Harold’s picture of me addressing the International Society for the Study of Drug Policy conference in BogotÃ¡ wearing a DEA cap drew some quite funny proposed captions, along with a fair amount of humorless, moralistic denunciation from some of our commenters.
Oddly, no one seems to have asked the obvious question: Just what was I doing addressing the ISSDP wearing that particular headgear? Thereby hangs a tale.
The cap was a present from Jay Bergman, the DEA head honcho for Latin America, who – being considerably smarter and more open-minded than some of the people who call themselves “drug policy reformers” – decided that if a bunch of drug policy experts were coming his way he ought to find out what we might have to tell him.
My talk – the opening address of the conference – was about the difference between the enforcement perspective, which thinks of actions such as crop eradication as means to the end of reducing drug flows, and the policy-analytic perspective, which asks whether, to what extent, and how each proposed action could reduce personal and social damage. I argued that interdiction couldn’t pass the damage-reduction test because the illicit industry can and does adapt to it.

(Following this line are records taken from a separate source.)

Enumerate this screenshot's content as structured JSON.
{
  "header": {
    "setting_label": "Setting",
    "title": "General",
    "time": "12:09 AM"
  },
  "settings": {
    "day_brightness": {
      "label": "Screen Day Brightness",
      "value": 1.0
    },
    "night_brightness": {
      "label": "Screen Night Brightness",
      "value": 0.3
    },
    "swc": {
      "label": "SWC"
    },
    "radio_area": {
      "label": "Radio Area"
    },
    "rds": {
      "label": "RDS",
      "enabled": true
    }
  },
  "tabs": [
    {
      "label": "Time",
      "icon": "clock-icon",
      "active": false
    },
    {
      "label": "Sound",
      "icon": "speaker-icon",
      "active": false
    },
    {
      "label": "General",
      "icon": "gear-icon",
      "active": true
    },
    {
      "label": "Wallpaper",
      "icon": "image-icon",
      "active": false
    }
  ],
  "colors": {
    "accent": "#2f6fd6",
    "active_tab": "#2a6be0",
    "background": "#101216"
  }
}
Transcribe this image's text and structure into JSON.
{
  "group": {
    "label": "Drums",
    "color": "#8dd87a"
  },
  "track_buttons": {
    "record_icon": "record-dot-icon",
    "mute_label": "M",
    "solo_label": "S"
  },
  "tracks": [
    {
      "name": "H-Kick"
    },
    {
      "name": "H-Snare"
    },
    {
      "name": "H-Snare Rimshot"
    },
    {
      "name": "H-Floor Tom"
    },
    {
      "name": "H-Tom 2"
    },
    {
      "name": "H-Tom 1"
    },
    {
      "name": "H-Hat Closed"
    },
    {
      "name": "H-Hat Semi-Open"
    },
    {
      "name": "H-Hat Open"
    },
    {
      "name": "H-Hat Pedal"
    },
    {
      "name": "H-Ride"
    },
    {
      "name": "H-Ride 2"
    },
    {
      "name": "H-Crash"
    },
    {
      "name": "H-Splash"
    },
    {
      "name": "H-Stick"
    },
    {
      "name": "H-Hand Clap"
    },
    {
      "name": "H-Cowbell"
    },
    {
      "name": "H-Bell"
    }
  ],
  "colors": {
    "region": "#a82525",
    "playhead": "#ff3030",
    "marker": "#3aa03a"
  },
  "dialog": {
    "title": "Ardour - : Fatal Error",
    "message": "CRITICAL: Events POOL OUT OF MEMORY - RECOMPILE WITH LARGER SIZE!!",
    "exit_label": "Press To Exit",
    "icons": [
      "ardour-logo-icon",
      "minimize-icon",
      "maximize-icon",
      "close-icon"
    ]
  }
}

In the talk, I prefaced the section that took the enforcement perspective with “In my DEA hat, I’d say …”, at which point I put on the cap. When I finished the section and prepared to launch into the alternative analysis, I said, “Now, taking off my DEA hat, I’d say instead …”, again suiting the action to the words. Hardly up to Richard Pryor standards of comedy, but it was good enough to get a laugh from the ISSDP audience and to help me make my point.
The broader joke, of course, is that I have been a vigorous and persistent critic of the drug enforcement effort in general and of various DEA policies in particular, and am currently working with the Washington State Liquor Control Board to develop a regulatory system for the commercial production and sale of cannabis, a project directly contrary not only to the Federal law the DEA enforces but also to the drug-war ideology the DEA espouses.
But in my view being on the other side of a controversy – even a bitter controversy – doesn’t require being personally hostile. I have warm friendships and relations of intellectual respect with some people who support treating all drugs more or less the way we currently treat alcohol, which I think would be a mistake, and also with some people who support more or less our current policies toward illicit drugs, which I regard as a huge disaster and the cause of immense and needless suffering.
Those friendships do not reflect any deficiency on my part either in basic meanness or in the willingness to hold a grudge. It’s because I don’t feel wronged by people who disagree with me; who else can be counted on to point out my errors and thus improve my knowledge about the world? What I resent – what brings out my hostility – is the glibness and intellectual dishonesty that leads some drug warriors to deny that current drug policies do enormous damage and some drug reformers to deny that commercial availability almost inevitably means increased drug abuse.
Anyone who accepts as a starting premise that all policies have both advantages and disadvantages, and are to be judged primarily by their results rather than by their proclaimed intentions, and who is prepared to reason honestly from facts to conclusions in trying to figure out what policies might, on balance, have the best consequences, I take to be my ally. That we reach different conclusions testifies to the complexity and unpredictability of the world and the cognitive limits that encumber all of us: it need not be the case, when two people strongly disagree, that either of them is a fool or a scoundrel.
I’m glad to have found a new ally in Jay Bergman, and will work as hard to correct what I see as the defects in the strategies he is now pursuing as (I hope) he will work to correct the errors he sees in my reasoning. And I’m happy to wear the cap he gave me, just as I’m happy to wear the “Have You Talked to Your Parents About Drugs?” t-shirt I got when I addressed the annual meeting of the Students for Sensible Drug Policy.